Explain what makes the way you approach BBQ different from what most people do in their backyard on a weekend …
A lot of my cooking is competition style BBQ, which is quite different from the normal weekend cook up. At the competitions there is a panel of judges who will most likely only have one or two bites of your food, so you need to have a complex flavour profile with multiple levels that really stand out. I want to make the judges slap the table and scream, “Who’s your daddy!” all in one bite. When I cater for people or cook for friends and family, I use the similar flavours but tone down the strength a little bit to be not so overwhelming, allowing you to eat more of it in one sitting.
The BBQ scene is growing in popularity within Australia. Can you tell us a bit about it and why you think people are getting involved?
There has been a big surge of late in the American style “low and slow” BBQ scene. It’s absolutely huge in America, and Australia seems to be following that trend – like it does with other American trends. However, I think the thing that is really drawing more and more people into BBQ in Australia is the friendly and welcoming culture.
Is there a typical BBQ aficionado?
I really do think the typical BBQ goer is changing as it grows in popularity.

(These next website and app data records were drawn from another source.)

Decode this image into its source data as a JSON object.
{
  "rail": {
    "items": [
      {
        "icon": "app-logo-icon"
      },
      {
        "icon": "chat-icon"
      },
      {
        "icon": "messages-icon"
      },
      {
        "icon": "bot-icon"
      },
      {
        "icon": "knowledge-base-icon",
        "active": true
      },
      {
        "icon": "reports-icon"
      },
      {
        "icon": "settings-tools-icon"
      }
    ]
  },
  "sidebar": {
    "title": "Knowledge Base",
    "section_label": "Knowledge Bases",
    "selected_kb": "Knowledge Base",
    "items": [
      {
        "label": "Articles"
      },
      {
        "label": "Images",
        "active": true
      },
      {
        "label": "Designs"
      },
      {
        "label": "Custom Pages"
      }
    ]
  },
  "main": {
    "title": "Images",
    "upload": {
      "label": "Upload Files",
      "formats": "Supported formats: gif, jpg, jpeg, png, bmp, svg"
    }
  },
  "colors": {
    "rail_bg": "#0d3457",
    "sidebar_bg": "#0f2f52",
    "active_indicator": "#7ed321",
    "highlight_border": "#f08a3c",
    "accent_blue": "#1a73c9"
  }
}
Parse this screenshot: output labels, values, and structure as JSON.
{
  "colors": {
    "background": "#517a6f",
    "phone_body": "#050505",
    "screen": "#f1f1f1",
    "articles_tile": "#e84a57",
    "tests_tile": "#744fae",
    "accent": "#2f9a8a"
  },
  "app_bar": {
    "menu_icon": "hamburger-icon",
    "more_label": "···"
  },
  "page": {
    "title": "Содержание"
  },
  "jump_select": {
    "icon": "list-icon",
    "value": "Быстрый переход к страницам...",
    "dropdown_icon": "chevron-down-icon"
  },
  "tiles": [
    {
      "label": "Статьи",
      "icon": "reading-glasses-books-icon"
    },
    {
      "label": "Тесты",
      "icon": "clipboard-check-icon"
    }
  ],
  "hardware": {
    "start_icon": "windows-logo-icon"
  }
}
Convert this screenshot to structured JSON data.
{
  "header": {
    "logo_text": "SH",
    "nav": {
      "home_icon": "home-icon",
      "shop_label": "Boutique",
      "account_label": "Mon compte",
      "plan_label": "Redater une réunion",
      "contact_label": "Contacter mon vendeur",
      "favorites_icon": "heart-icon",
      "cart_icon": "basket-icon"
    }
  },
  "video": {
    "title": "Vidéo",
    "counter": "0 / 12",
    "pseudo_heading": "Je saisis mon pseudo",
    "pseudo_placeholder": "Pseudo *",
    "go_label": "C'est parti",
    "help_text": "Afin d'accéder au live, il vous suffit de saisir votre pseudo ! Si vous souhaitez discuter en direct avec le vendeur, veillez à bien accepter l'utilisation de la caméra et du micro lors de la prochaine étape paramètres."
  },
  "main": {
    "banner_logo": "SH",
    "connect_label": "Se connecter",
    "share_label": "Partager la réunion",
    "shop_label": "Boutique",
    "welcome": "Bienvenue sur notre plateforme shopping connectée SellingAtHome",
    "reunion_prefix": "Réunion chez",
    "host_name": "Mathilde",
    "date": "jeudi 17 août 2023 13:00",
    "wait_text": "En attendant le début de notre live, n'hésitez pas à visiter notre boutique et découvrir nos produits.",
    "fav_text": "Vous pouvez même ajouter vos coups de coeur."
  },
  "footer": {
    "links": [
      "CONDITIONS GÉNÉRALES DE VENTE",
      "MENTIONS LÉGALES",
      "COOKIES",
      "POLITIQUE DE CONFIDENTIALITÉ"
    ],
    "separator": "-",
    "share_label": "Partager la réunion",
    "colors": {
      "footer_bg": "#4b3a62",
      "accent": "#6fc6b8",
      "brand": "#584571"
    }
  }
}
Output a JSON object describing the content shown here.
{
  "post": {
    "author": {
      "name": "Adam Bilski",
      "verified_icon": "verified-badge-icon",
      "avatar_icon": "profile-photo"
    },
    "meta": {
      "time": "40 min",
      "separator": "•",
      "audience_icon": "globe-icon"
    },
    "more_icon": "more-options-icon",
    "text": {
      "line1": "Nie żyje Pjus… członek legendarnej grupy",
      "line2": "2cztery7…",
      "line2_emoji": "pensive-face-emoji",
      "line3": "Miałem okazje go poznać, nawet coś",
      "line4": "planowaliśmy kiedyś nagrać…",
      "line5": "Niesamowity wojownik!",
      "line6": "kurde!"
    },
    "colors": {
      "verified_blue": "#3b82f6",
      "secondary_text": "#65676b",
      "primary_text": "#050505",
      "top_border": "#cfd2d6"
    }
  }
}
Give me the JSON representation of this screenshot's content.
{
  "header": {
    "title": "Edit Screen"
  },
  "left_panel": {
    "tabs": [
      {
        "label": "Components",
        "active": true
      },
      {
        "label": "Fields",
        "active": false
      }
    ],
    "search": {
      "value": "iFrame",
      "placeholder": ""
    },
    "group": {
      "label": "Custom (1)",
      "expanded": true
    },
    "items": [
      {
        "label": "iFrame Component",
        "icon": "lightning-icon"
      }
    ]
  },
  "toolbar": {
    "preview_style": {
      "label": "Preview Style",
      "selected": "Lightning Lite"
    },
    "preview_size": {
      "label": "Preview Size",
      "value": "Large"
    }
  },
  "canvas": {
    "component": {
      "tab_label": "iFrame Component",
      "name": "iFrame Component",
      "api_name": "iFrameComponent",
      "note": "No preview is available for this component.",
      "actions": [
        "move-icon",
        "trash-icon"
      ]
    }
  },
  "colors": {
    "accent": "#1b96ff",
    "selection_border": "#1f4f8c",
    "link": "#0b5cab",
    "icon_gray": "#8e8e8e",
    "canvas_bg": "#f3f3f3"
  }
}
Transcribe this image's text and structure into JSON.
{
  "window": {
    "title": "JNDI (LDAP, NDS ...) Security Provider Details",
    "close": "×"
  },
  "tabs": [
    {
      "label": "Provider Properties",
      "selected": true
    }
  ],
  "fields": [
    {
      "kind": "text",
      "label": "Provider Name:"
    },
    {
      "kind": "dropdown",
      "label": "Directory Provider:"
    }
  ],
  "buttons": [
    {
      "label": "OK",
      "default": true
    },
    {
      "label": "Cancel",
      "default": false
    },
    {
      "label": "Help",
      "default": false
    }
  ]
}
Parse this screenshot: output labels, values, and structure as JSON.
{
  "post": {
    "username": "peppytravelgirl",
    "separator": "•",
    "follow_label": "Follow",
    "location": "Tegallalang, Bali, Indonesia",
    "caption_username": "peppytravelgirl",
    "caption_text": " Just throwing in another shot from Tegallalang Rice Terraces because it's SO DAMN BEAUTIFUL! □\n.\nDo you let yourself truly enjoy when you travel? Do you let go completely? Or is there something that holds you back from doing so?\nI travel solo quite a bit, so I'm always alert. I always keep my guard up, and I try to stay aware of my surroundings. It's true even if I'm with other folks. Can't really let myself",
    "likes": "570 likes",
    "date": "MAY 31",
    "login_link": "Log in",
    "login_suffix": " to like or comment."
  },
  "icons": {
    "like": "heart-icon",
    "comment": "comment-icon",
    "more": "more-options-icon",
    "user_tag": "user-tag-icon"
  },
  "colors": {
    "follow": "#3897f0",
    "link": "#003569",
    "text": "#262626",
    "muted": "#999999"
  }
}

At the latest BBQ event in Port Macquarie, there was a really diverse crowd with a nice mix of guys and girls from all different ages and backgrounds down there to have a good time.
There are many different styles of BBQ e.g. smoking, slow cooking … tell us a bit about a few of these.
There is the usual Australian style of BBQ using gas burners and cooking at relatively high temperatures. The other popular Australian BBQ is spit roasting over gas or coals. The relatively unknown style becoming more popular is the American “low and slow” style of smoking.
In smoking, the Pitmaster will use different types of wood such as oak, ironbark, apple or hickory (American) to smoulder in the cooking chamber. This creates a “flavoured” smoke, which lands on the meat and is drawn inside it, imparting a wonderful flavour that truly has to be experienced to understand.
Describe your style of cooking BBQ …
I think the best way to describe my overall style is: “It has its roots in authentic smokey style American BBQ with influences of traditional home cooking, all bundled up with an Australian twist”.
Are there any events on the Mid North Coast BBQ calendar?
Port Macquarie currently plays host to the largest BBQ festival in the Southern Hemisphere; the BBQ and Blues Festival is held on the 2nd April next year. There is also a competition coming up in Bangalow in August. I would love to organise a BBQ Festival in Coffs Harbour in the future, so watch this space and drop me a line if you would like to get onboard in organising one.
Where can people find out more about modern BBQ?
The Australian BBQ alliance is a top place to start with; it has good educational material and a calendar of events. Besides that, there are also some forums on Facebook. And of course, you can always contact me to register for upcoming BBQ Boot Camps that I am running all across the Mid North Coast. Even if you would just like a chat to learn more about the wonderful world of BBQ, I love nothing more than talking about BBQ … just ask my mates; I don’t shut up about it.